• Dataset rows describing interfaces
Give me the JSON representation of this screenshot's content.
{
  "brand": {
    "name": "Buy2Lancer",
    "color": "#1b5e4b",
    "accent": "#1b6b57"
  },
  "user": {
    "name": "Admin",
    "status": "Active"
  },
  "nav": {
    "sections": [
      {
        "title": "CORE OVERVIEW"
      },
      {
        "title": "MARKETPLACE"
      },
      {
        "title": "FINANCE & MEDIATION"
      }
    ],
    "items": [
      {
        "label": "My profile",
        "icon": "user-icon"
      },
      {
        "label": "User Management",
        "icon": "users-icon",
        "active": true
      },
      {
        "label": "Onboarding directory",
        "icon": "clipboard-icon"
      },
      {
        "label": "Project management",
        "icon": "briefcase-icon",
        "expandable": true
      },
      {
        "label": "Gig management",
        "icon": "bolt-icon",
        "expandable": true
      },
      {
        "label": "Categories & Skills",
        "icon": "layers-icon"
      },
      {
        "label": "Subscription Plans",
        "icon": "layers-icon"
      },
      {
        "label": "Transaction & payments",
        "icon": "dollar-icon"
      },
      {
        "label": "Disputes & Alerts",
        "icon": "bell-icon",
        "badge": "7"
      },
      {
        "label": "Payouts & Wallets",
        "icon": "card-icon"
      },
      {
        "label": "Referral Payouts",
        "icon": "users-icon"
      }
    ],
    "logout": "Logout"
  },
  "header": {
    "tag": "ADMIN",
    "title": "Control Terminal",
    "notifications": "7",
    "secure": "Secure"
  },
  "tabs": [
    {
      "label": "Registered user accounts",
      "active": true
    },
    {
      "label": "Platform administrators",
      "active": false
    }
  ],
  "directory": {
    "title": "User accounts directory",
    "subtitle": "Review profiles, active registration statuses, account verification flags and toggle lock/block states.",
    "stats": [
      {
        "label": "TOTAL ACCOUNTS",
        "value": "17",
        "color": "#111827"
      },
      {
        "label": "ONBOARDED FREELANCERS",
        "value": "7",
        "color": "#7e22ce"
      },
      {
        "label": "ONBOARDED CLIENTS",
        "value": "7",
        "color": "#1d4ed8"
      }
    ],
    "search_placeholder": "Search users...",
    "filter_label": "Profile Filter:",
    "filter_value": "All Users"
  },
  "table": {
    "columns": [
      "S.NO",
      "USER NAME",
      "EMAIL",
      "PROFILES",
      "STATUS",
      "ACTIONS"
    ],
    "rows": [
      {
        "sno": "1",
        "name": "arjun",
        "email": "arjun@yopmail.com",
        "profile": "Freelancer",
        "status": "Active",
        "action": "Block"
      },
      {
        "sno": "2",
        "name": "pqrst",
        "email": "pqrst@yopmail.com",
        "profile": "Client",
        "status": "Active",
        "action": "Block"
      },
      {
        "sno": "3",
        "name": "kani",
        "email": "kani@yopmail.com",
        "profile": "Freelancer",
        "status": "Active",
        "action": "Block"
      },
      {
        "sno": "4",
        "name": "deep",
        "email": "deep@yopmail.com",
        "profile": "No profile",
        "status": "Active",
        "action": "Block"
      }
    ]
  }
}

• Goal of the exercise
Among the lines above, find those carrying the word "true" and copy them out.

• Answer space
        "active": true
        "expandable": true
        "expandable": true
      "active": true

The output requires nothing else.